"In remote areas of the mountains, people were forced to rebuild hastily by salvaging materials that had been blown around by the wind, often broken and full of holes. The poor construction quality of the buildings does not provide adequate shelter from the elements, especially heavy rains, and this can have direct consequences for their health," says Lily Caldwell, MSF's emergency team coordinator.
Arranging distribution logistics, which received support from the World Food Programme, is a huge challenge, given the difficulty of reaching these areas, where there are often no roads and security is lacking. "Bad weather often limits our window of activity – sometimes even grounding the helicopters, which are our only means of reaching these remote areas. These long delays create a lot of frustration, so our field teams have to spend a great deal of time explaining our actions before we can proceed and ensure that distribution occurs under the right conditions, all of which leads to even further delays!" states Lily Caldwell.
Once assessments are complete, MSF provides support
"What a joy it is to receive these items from MSF. It's like getting a bit of fresh water in the region after days of nothing to eat or drink. We do need more, but we are really grateful for this assistance," says Jean Marc, a member of the Chardonnières community. MSF has in fact relied on a partnership with community members to ensure the success of the initiative. It has over 250 national and 39 international staff still active in the post-Matthew response, in addition to the regular response teams working in six health facilities in the country.
"Donations are going well. In the presence of MSF staff, the beneficiary collects the donation for his/her family [an average of 7 people] from a community representative who previously accepted the items at the time they were delivered," explains François Giddey, the field distribution coordinator for MSF enthusiastically.

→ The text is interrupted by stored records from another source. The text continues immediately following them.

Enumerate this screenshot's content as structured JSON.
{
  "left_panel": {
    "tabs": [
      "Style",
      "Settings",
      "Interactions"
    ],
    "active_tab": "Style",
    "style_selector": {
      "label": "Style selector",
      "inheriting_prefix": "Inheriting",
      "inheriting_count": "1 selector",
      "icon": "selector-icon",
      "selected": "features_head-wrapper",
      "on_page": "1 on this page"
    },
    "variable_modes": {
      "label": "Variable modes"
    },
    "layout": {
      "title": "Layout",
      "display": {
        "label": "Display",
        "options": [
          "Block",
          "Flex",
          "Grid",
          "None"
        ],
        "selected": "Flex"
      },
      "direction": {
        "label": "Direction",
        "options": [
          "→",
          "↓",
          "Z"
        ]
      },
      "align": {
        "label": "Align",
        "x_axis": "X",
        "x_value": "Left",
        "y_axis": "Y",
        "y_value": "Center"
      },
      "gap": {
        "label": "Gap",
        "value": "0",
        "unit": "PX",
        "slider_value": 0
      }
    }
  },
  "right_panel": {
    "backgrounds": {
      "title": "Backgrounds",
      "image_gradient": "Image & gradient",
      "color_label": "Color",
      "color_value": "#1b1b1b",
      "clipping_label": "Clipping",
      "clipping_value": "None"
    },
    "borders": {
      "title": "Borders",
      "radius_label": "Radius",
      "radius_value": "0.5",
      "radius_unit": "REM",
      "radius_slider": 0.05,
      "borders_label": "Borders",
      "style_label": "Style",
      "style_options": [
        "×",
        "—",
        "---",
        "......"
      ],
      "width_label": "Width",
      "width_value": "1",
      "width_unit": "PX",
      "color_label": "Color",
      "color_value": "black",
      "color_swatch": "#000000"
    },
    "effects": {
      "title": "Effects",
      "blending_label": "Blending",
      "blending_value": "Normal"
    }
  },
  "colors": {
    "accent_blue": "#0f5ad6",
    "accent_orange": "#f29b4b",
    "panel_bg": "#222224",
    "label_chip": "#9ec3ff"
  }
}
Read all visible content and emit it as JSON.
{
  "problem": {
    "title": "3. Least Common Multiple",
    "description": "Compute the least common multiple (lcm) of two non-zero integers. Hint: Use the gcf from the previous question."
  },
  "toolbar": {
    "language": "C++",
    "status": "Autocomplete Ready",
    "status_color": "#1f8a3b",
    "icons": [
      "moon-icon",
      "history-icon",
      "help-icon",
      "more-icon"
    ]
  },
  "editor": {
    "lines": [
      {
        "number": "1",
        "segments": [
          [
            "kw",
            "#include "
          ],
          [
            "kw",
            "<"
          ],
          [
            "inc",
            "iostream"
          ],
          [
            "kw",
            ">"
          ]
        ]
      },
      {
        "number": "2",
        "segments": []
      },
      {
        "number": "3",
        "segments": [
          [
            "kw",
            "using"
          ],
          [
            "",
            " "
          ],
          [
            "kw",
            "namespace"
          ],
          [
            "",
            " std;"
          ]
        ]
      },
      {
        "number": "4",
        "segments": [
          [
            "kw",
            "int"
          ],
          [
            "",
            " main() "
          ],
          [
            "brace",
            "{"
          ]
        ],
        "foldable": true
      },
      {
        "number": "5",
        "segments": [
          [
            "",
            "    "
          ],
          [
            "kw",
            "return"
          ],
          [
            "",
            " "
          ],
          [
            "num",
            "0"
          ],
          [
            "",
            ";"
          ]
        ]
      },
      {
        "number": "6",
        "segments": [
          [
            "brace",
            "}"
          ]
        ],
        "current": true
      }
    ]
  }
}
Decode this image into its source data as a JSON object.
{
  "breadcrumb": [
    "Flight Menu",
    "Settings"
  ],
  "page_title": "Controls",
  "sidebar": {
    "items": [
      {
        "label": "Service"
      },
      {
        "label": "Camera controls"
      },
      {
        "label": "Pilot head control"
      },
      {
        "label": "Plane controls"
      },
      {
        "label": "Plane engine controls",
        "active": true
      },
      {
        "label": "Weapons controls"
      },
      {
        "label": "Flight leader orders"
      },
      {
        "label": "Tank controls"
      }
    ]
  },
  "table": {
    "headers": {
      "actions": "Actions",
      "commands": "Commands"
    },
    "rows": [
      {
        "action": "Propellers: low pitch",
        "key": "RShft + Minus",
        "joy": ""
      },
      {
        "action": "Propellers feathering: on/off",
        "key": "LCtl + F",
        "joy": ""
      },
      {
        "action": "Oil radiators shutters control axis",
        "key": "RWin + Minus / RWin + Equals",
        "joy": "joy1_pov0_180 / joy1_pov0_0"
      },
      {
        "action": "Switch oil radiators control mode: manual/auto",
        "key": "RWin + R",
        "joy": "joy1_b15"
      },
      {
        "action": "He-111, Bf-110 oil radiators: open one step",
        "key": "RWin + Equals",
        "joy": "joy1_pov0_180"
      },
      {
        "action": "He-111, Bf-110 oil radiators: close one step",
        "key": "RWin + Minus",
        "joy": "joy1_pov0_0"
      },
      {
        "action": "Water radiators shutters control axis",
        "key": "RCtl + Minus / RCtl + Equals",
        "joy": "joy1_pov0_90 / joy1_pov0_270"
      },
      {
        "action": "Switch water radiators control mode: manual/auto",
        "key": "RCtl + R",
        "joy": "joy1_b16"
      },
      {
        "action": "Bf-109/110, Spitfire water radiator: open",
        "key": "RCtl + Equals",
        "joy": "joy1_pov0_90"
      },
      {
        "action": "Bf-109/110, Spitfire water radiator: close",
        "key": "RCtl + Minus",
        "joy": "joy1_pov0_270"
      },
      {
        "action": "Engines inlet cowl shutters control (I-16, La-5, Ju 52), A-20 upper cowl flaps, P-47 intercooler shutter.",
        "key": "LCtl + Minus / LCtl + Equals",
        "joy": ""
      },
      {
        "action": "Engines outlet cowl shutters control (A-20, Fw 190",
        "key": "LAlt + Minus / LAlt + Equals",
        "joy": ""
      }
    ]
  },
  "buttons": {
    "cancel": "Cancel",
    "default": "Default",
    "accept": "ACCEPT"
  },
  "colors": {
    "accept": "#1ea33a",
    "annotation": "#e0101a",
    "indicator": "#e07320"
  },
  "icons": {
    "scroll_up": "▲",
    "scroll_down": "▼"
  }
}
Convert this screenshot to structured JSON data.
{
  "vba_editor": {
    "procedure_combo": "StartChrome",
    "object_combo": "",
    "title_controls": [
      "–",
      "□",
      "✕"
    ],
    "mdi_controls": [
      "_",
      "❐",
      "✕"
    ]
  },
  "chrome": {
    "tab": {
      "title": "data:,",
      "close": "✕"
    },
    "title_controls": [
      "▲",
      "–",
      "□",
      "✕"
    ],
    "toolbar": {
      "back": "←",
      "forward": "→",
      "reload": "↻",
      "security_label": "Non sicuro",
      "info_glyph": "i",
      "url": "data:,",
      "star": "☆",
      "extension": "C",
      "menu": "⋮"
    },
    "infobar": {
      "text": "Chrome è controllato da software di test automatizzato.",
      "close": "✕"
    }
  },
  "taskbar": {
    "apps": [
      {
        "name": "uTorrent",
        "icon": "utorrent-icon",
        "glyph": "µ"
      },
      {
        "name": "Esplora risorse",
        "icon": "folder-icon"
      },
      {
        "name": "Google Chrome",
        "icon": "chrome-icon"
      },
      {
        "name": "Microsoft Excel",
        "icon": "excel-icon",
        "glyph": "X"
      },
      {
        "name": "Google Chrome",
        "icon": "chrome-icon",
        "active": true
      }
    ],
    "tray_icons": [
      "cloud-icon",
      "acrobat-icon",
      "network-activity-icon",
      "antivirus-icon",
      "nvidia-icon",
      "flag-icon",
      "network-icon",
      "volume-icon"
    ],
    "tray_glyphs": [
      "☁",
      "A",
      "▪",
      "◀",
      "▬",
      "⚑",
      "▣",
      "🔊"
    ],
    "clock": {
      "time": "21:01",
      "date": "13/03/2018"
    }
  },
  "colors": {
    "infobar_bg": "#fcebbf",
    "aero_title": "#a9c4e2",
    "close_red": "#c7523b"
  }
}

In the aftermath of Hurricane Matthew, MSF provided an emergency response in the departments of Grande Anse, Sud and Nippes. In Nord, Artibonite and Ouest, support was also provided to other hospitals, to allow them to better meet their needs. The organization treated 832 injured during the hurricane, attended to the medical needs of 6,341 people, treated 458 cholera patients, rehabilitated 26 water outlets and has so far provided 10,092,500 litres of clean water by tanker. At the same time, in support of the Ministry of Health, we provided cholera vaccinations to approximately 13,800 people in the most affected and hardest-to-reach areas of Sud and in the town of Coteaux. Throughout 2017, MSF expects to maintain a regular presence in the Port-à-Piment community centre to reinforce the healthcare services provided there.
Other interesting numbers
- 10,752 jerry cans distributed
- 8 million Aquatab tablets distributed
- 14,515 hygiene kits supplied